I began working with the North Beach Jazz Festival in 1997 and for the first few years the image of the festival was shaped by a campaign featuring a neighborhood photo essay of sorts. Using historic and cultural landmarks we … Continue reading →
When I received the call from The State Department this past summer regarding APEC 2011, an economic summit being held in San Francisco in September I did not know what to expect. As a photographer my name gets passed around and I am often asked to submit proposals for a variety of projects. This one however was different than anything I had done before, but I felt like it was the right job for me. As a college freshman at Tulane University I signed up as a Political Science major. I always enjoyed politics and had no idea what else I should study so I went with it. Once in New Orleans my focus quickly shifted outside of the classroom and I began to explore and study the city I was living in. Eventually I took a photography class and the rest as they say is history. My love for music and deep respect for the traditions of New Orleans led me to jazz and for the past 15 years I have been shooting this truly American art form. Jazz photography has been the thread that keeps me tethered to my passion and while I shoot a wide range of subject matter it is jazz that I always come back to.
When I received word that Scott Chernis Photography had been chosen as the APEC 2011 official photographer I knew it was going to be a great project to work on. I have come full circle and one week in with one week to go, the APEC 2011 Senior Officials Meeting in San Francisco has been an experience like no other. From the opening remarks by California Governor Jerry Brown to the two days of meetings chaired by Secretary of Energy Steven Chu and Secretary of Transportation Ray LaHood I have been immersed in the functions of international politics like never before in my life. I sat in on Bilateral meetings with Secretary of Health and Human Services Kathleen Sebelius and have created countless images of foreign dignitaries from around the Asian Pacific Region. The week culminated with an address by Secretary of State Hilary Clinton at the Women and The Economy Summit, which is being held in conjunction with APEC2011.

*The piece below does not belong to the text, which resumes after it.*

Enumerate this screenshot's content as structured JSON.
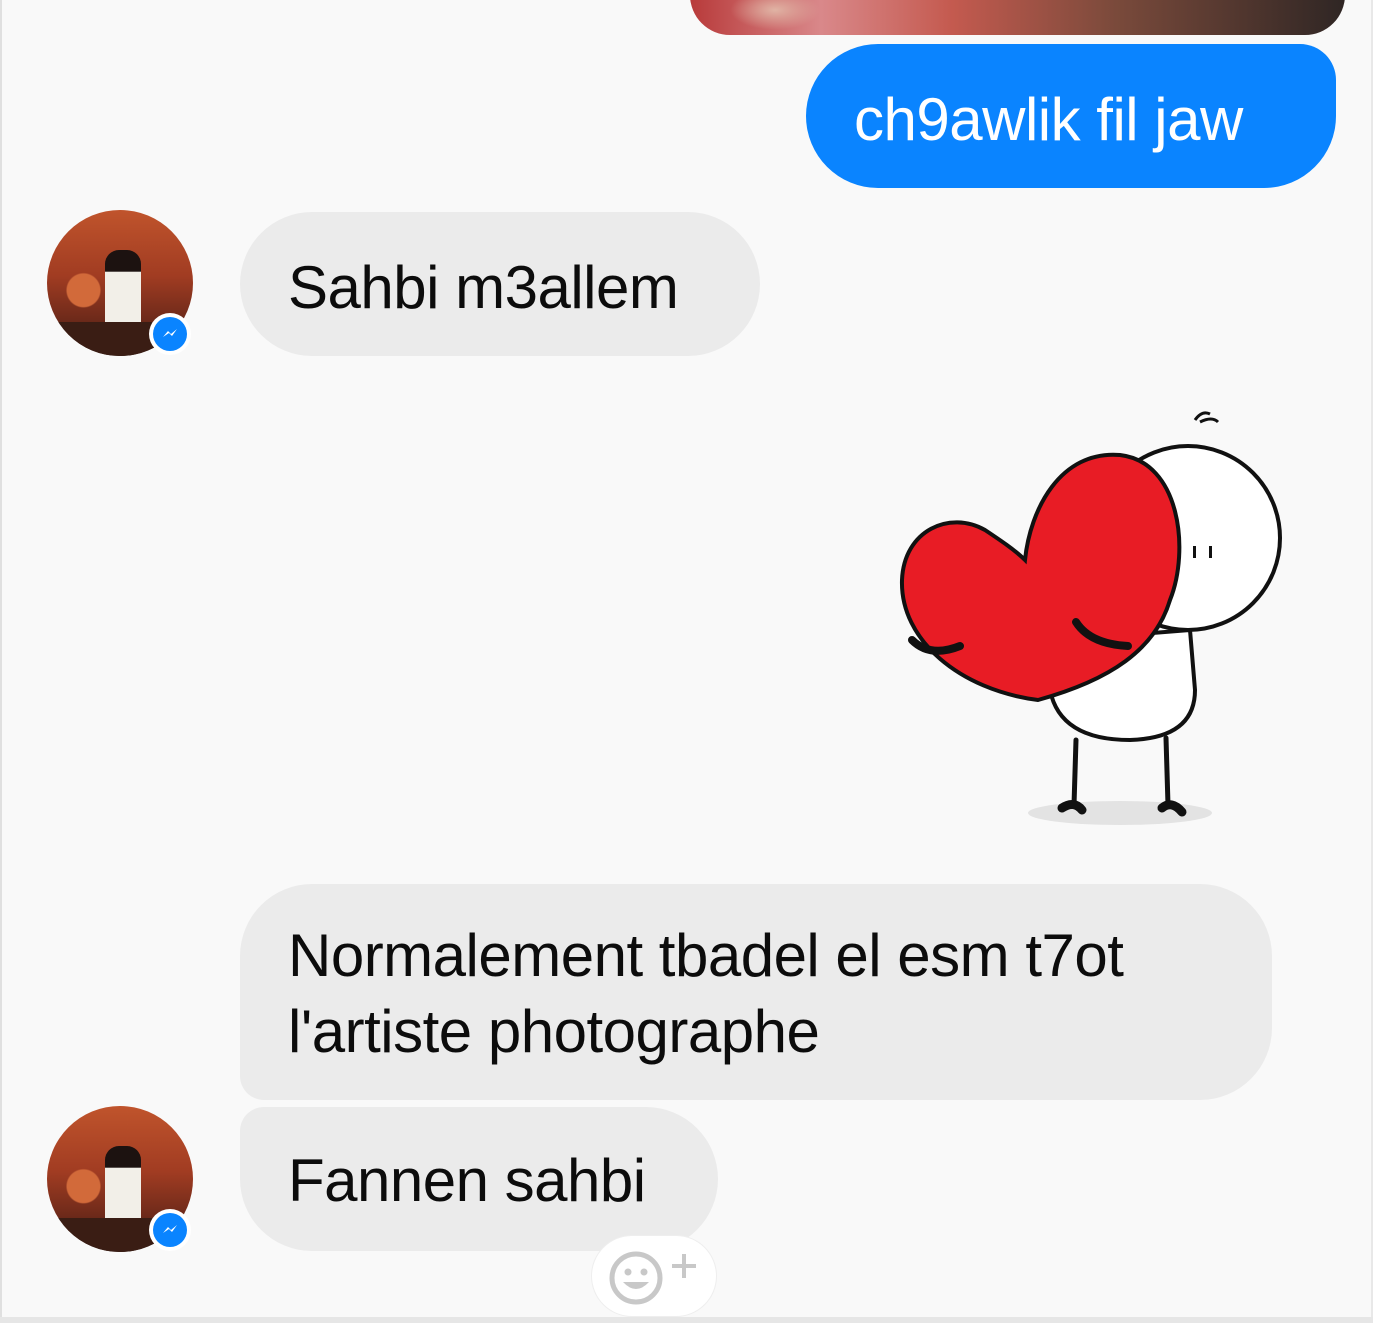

The days have been long and the pace has been fast, but the experience has been amazing and I am looking forward to shooting at this level again in the future. It has been inspiring to see so many committed, bright, hard working people come together to pull off an event of this magnitude. Week two began today.
In four short years Outside Lands, the music festival in Golden Gate Park has established itself as the premier summer music festival in California, perhaps even the country. This eclectic mix of music, food, art and human personalities has found its groove and should be a part of the San Francisco scene for many years to come. Following is small sample of photos shot by Scott Chernis on Saturday from the three day music festival.
The food truck forest
Only in San Francisco A cello playing Wizard in the forest
This may or may not be true, but I believe the Golden Gate Bridge is the most photographed landmark in the world. When this is the case how are we to find one more interesting angle to shoot. With the 75th anniversary of this incredible structure being celebrated all year; cameras are sure to be snapping. Many years ago when I was younger and blessed with much less common sense I walked into the Waldo Tunnel to shoot the bridge framed by arch of the tunnel. This was dangerous and stupid and the police quickly lectured me on that fact, I also received a $50.00 ticket. I recently shot a portrait of an SFTravel Association executive with the Golden Gate Bridge as a backdrop and we made a nice image with an interesting perspective of the bridge. Regardless of the over saturation of Golden Bridge imagery I find it hard not to shoot this bridge. The light is always changing, the fog is a constant factor and the view is breathtaking. This year I will honor the bridge by trying to photograph all her beauty and find something different to look at.
Being a photographer is often regarded as a dream job. I when I tell people what I do for a living a common response is “you are so lucky”. Little do they know that the reality of being a working photographer is anything but glamorous. However, we do have our moments and that is what makes it a “dream job”. Just last week I found myself perched atop the Bill Graham Civic Auditorium looking out over a scene that did not resemble the San Francisco City Hall that I have come to know and love over the past 15 years. The magnificent dome of City Hall was awash in orange light, thousands of people roamed the streets, mingling with jugglers, stilt walkers and marching bands. A giant ferris wheel framed the scene at the north end of Polk St. and music blasted from speakers perched on the steps of City Hall. This moment was the culmination of a weeklong assignment for the San Francisco Travel Association covering Pow Wow, an international event to promote the United States and San Francisco to the world. For more images and information visit www.scottchernis.com